Next: Chapter 2 - User-Centered Design Process »
Tools for a Sustainable Transit Agency Get This Book
×
MyNAP members save 10% online.
Login or Register to save!
Download Free PDF

TRB's Transit Cooperative Research Program (TCRP) Research Report 197: Tools for a Sustainable Transit Agency explores the development of practical tools for improving sustainability at transit agencies:

  • The Sustainability Routemap: An interactive PDF, similar to a website, that guides the user to improve a transit agency’s sustainability program through application of change management principles, best practice examples, and references to online tools.
  • The Sustainability Checklist
  • The S+ROI Calculator: An Excel workbook that quantitatively evaluates potential sustainability projects in terms of financial, social, and environmental returns.
  • The S+ROI Calculator BRT Example
  • The S+ROI Calculator Solar Panel Example

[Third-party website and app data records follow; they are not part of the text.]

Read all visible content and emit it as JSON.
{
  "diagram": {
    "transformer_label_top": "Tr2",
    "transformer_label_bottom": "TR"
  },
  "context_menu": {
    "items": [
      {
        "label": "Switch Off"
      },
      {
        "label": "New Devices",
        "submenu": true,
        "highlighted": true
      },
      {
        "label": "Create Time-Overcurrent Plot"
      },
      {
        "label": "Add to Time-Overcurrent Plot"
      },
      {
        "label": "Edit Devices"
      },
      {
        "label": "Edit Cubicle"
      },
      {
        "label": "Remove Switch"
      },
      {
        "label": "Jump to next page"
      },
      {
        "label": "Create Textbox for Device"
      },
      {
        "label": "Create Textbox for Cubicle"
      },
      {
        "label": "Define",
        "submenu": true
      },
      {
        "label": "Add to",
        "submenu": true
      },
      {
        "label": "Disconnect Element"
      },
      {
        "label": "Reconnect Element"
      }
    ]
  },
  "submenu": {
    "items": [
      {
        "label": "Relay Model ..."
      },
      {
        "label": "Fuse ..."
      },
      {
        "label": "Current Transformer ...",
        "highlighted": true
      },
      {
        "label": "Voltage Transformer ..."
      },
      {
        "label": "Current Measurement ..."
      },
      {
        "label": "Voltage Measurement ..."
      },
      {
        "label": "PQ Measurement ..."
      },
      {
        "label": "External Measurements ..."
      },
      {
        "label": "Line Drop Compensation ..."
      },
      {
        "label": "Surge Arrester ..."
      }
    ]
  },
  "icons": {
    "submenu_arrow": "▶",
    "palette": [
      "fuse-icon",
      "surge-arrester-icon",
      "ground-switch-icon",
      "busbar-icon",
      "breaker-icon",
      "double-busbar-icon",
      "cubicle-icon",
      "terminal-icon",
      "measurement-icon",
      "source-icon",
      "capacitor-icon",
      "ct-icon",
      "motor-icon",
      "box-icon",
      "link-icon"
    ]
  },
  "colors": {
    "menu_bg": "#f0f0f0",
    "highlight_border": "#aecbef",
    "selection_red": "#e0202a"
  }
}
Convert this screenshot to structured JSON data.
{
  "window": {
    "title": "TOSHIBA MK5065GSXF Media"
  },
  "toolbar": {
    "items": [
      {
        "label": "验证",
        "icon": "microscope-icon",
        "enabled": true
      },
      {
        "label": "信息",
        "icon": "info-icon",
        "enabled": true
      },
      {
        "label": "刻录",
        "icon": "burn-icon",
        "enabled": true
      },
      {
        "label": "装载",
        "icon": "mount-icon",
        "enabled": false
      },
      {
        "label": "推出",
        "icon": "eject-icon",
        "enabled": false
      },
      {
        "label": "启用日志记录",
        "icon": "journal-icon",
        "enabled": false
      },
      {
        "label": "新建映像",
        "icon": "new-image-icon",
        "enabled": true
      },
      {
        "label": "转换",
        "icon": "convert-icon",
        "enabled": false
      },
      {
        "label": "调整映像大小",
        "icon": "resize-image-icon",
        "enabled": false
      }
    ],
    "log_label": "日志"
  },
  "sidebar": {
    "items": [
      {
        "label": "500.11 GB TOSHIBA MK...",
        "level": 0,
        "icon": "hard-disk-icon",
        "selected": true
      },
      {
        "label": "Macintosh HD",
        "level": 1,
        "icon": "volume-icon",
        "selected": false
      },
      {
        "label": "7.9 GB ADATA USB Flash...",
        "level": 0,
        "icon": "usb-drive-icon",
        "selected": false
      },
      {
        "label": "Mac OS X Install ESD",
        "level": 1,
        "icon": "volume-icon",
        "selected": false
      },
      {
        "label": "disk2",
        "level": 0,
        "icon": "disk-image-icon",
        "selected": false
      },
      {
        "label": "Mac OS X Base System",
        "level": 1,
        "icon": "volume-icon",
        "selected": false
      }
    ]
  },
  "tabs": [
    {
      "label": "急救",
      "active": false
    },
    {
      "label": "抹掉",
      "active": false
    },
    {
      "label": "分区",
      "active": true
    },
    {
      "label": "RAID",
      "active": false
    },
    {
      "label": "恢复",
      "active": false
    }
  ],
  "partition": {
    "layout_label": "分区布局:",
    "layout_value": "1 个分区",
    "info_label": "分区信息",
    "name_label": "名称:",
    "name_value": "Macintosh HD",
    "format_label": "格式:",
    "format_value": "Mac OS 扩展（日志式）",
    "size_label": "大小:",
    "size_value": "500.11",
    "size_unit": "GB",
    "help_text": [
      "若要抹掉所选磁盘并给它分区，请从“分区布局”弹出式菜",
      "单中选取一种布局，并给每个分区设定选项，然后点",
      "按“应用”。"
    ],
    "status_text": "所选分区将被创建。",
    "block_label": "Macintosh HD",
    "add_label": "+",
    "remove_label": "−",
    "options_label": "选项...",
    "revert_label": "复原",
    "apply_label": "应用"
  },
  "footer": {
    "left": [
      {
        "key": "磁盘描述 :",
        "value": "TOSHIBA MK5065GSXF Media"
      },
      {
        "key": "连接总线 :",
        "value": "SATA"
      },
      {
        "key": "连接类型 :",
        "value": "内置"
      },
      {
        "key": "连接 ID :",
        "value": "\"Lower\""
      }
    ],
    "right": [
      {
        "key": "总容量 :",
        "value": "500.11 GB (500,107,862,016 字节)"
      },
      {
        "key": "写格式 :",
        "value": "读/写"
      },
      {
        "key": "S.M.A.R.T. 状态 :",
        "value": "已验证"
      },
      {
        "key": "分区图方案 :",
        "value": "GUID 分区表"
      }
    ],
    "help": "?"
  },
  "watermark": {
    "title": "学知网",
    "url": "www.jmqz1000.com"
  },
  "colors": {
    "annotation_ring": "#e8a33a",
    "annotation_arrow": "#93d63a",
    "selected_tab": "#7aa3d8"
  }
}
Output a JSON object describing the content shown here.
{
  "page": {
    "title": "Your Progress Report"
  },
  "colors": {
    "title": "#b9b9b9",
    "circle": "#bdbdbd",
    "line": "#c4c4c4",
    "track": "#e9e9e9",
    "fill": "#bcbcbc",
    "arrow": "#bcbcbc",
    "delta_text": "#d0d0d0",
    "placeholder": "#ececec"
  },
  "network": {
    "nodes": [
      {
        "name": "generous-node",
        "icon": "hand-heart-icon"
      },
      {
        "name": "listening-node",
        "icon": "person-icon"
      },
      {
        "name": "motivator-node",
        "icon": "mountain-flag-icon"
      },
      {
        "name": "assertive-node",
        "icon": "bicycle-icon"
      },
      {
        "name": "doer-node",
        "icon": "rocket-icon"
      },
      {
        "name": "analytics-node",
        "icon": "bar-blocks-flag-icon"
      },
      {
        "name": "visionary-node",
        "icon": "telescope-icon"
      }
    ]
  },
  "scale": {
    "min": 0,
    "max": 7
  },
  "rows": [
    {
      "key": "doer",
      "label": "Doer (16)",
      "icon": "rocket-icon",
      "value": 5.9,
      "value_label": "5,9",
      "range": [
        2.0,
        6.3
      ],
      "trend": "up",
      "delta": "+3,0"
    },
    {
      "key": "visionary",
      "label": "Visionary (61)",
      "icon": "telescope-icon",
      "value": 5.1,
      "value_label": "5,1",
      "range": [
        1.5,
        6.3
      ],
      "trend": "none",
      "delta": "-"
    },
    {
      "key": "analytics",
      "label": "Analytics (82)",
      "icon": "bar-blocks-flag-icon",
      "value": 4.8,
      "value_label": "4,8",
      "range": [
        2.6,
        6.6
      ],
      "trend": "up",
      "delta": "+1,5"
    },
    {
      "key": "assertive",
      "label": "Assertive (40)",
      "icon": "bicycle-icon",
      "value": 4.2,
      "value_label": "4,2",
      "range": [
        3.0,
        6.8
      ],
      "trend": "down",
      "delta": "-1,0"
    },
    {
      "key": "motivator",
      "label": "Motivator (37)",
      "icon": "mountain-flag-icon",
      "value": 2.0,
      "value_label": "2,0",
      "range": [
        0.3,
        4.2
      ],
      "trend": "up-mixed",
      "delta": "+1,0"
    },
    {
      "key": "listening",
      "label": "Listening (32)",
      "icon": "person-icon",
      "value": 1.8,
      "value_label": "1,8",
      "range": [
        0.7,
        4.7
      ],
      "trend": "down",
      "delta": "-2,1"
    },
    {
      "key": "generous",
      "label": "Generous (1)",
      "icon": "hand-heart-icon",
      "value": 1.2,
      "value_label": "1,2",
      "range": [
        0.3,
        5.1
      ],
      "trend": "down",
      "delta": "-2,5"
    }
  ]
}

The tools are available to download as a .zip file.

Disclaimer - This software is offered as is, without warranty or promise of support of any kind either expressed or implied. Under no circumstance will the National Academy of Sciences or the Transportation Research Board (collectively "TRB") be liable for any loss or damage caused by the installation or operation of this product. TRB makes no representation or warranty of any kind, expressed or implied, in fact or in law, including without limitation, the warranty of merchantability or the warranty of fitness for a particular purpose, and shall not in any case be liable for any consequential or special damages.

  1. ×

    Welcome to OpenBook!

    You're looking at OpenBook, NAP.edu's online reading room since 1999. Based on feedback from you, our users, we've made some improvements that make it easier than ever to read thousands of publications on our website.

    Do you want to take a quick tour of the OpenBook's features?

    No Thanks Take a Tour »
  2. ×

    Show this book's table of contents, where you can jump to any chapter by name.

    « Back Next »
  3. ×

    ...or use these buttons to go back to the previous chapter or skip to the next one.

    « Back Next »
  4. ×

    Jump up to the previous page or down to the next one. Also, you can type in a page number and press Enter to go directly to that page in the book.

    « Back Next »
  5. ×

    To search the entire text of this book, type in your search term here and press Enter.

    « Back Next »
  6. ×

    Share a link to this book page on your preferred social network or via email.

    « Back Next »
  7. ×

    View our suggested citation for this chapter.

    « Back Next »
  8. ×

    Ready to take your reading offline? Click here to buy this book in print or download it as a free PDF, if available.

    « Back Next »
Stay Connected!